As firearms go, few have been as influential – and yet seldom seen by the general public – as the MG42 machine gun. While the 1911 pistol and the Mauser bolt action rifle influenced countless other firearms, they or their descendants are ubiquitous. The MG42 and its assorted descendants? Other than those who served in combat arms units of major Western militaries, not many people get a chance to see what a general purpose machine gun (GPMG) is like.
So when I had the chance to not only poke one, but shoot it, I was truly excited to go to the range. I probably hadn’t been that excited since the last time I shot my Marlin Papoose, which was actually the week before, but I digress. This particular MG42 is a non-transferable post sample machine gun property of Piece of History Firearms, a Class 2 SOT, or federally licensed manufacturer of machine guns. Now – on to the weapon itself.
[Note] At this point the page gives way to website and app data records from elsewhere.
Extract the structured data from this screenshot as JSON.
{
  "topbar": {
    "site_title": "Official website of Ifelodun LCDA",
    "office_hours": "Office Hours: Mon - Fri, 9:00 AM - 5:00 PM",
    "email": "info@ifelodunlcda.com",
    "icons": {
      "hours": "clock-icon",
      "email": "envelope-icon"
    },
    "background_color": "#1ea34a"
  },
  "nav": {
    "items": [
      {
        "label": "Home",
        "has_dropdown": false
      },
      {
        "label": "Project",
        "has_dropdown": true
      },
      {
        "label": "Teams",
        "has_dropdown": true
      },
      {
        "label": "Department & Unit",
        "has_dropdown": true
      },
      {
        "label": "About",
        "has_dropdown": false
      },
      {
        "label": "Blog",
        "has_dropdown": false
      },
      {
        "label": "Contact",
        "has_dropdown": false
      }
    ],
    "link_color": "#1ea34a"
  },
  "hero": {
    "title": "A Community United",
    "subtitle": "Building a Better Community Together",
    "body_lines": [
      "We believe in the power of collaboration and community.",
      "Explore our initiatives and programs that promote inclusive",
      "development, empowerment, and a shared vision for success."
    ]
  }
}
The MG42 was the standard GPMG of the Wehrmacht – the German Army – during World War II. While many things went wrong in that country during that time, one thing the Germans (unfortunately?) got very right was the MG42. Firing belts of 8x57mm at a rate of over 1200 rounds per minute, the weapon acquired a fearsome reputation due in part to the sound it made during firing. A byproduct of that high rate of fire is that individual shots are nearly impossible to pick out. It simply sounds like a ripping, tearing saw, earning it nicknames such as “buzzsaw.”
I had previous experience with the FN M240G from my time in the military. As the 240 is derived from the FN MAG which derives some elements of design from the MG42, it wasn’t terribly difficult to adapt to the older machine gun. There are minor differences in materials and major differences in design – it’s not as if parts will swap between the two – but loading and firing procedures were remarkably similar.
A latch at the rear of the top cover/feed tray cover allows it to rotate up, exposing the feed tray as well as the feed lever inside the top cover. With the bolt forward, a fresh belt is put in place, then the top cover closed. The bolt is pulled to the rear with the charging handle, which is then pushed to the forward position. Push the safety off, and the weapon is ready to fire.
We had a few hiccups at first, in part because it had been a while for both of us, and in part because the weapon was pretty dry. A decent amount of FP-10 from my range bag went onto the bolt, and then, other than a few malfunctions due to pressure on the belt, the “buzzsaw” lived up to its name.
Naturally, with no staff NCOs around to berate me, one of my first inclinations after familiarizing myself with the weapon was to attempt to fire it from the standing position. To my surprise, it was actually fairly easy to control from both “the hip” and the shoulder while standing. Now, it’s important to understand that control is relative. All of my rounds impacted the berm or the ground in front of the berm. However, I cannot guarantee that I would have been able to hit a point target past, say, 10 yards.
As you can see in the video, it was a bit demanding – the weapon weighs about 25lbs with bipod, and I was already a bit dehydrated when I hit the range. Still, it was really a lot of fun to shoot, and now I can say that I’ve fired a belt fed machine gun from the hip while wearing flip flops and Ray Bans.
Hopefully, you’ve enjoyed this little look at one of the 20th century’s most infamous firearms. Thanks for reading!
Andrew Tuohy joined the Navy but never saw a ship. He likes guns, has no regrets, and blogs at Vuurwapen Blog.